Task objective: Scan the entries for lines with "that" and say how many there are, with nothing more.
——
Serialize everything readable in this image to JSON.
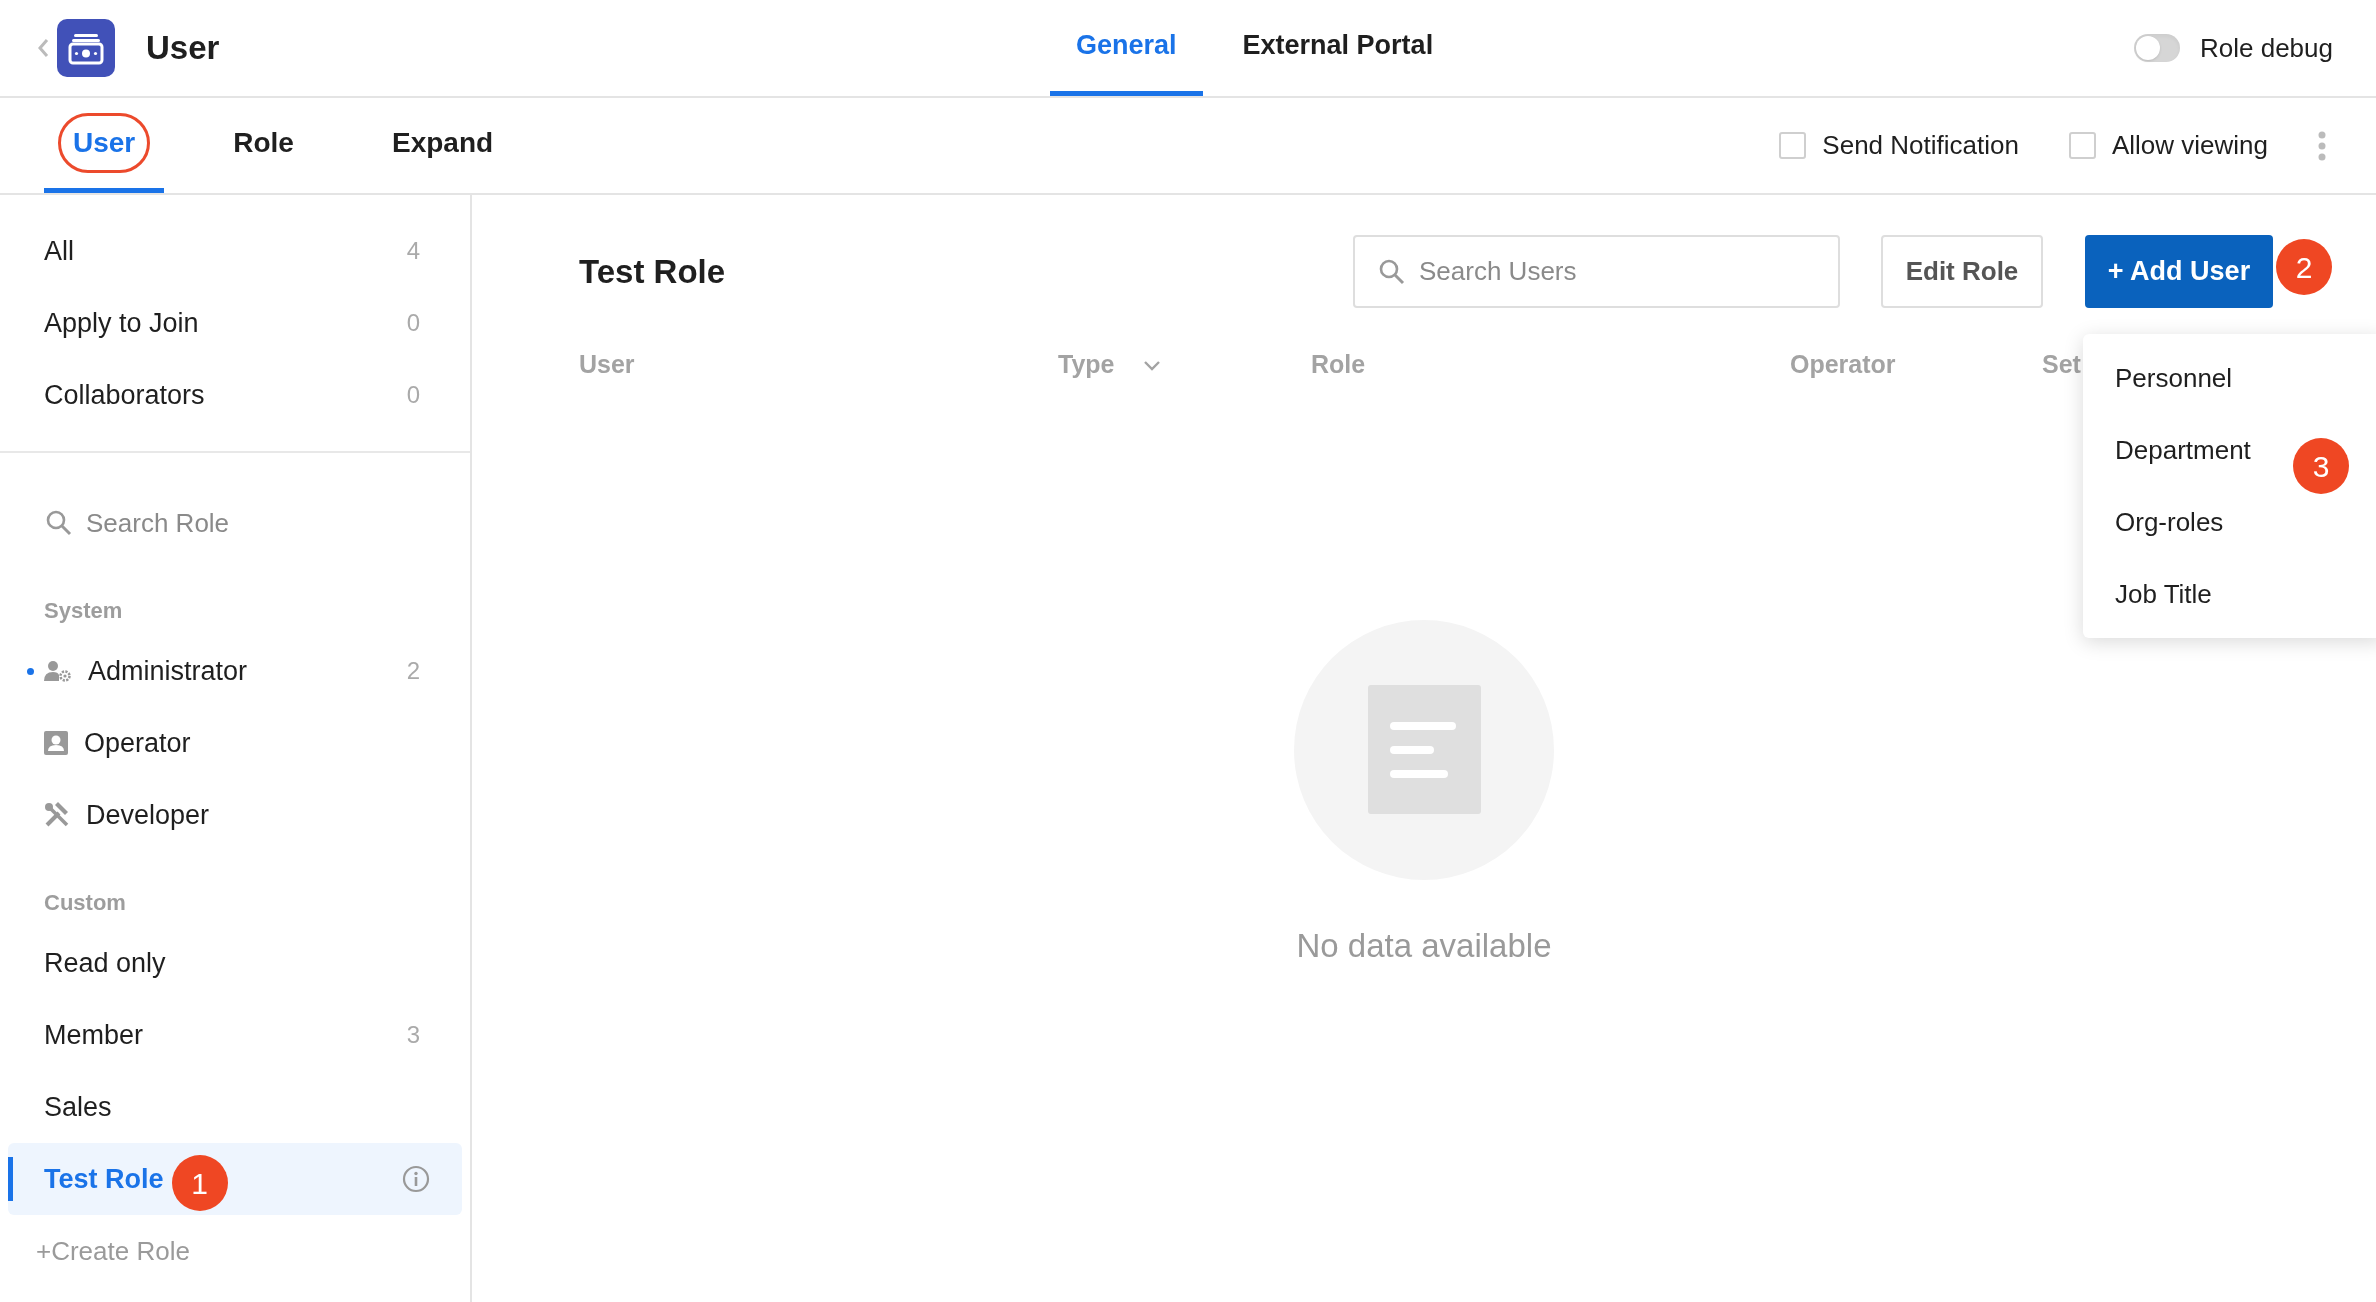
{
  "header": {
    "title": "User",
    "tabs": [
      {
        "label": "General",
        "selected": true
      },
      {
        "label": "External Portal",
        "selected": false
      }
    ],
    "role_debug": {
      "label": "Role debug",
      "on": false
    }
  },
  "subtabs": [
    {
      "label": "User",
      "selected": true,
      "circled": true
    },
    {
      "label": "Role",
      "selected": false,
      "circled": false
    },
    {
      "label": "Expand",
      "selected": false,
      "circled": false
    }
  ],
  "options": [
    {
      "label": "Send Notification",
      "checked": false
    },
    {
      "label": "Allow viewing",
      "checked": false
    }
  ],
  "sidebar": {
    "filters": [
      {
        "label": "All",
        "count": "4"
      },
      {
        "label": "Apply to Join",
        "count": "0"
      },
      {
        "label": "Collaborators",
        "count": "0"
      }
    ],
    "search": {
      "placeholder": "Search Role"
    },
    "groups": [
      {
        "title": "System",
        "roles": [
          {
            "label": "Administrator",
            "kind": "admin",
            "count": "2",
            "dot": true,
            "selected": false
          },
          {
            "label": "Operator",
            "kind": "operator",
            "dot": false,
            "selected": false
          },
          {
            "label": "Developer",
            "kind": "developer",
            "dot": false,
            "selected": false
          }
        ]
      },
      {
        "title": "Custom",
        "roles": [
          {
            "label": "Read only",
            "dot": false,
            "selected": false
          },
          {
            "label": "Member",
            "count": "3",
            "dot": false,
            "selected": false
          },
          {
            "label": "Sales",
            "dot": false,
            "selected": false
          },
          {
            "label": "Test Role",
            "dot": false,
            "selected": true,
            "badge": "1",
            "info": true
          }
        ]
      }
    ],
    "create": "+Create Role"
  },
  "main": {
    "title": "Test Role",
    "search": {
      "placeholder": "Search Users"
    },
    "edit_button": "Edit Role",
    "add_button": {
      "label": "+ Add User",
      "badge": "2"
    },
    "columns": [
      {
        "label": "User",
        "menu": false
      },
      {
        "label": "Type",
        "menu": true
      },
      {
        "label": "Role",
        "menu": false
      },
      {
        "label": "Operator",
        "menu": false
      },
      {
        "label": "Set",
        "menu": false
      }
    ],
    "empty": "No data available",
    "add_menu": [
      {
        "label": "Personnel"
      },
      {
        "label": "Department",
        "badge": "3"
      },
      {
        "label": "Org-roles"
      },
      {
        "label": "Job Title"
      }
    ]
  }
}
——
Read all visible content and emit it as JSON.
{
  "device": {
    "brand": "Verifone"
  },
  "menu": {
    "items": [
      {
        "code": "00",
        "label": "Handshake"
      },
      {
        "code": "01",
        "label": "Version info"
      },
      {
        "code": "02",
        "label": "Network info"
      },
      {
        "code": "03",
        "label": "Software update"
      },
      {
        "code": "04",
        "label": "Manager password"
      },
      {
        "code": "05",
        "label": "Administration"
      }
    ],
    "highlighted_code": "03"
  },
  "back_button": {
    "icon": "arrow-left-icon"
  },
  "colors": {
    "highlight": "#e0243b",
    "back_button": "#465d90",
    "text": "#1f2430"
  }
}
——
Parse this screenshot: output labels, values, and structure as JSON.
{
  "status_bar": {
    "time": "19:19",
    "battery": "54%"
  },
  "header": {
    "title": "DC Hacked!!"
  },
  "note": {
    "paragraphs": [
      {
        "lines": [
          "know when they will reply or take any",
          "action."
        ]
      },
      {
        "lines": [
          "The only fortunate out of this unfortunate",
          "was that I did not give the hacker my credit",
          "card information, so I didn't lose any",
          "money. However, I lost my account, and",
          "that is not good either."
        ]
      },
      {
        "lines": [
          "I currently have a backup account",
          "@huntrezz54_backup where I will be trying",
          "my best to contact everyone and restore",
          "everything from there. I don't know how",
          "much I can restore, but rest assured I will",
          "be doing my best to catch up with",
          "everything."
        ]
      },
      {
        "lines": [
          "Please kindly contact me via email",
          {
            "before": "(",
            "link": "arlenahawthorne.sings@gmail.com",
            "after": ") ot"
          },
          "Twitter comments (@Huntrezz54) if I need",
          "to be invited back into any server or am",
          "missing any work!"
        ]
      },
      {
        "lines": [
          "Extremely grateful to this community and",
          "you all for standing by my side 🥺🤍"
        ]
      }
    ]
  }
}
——
Answer below: 2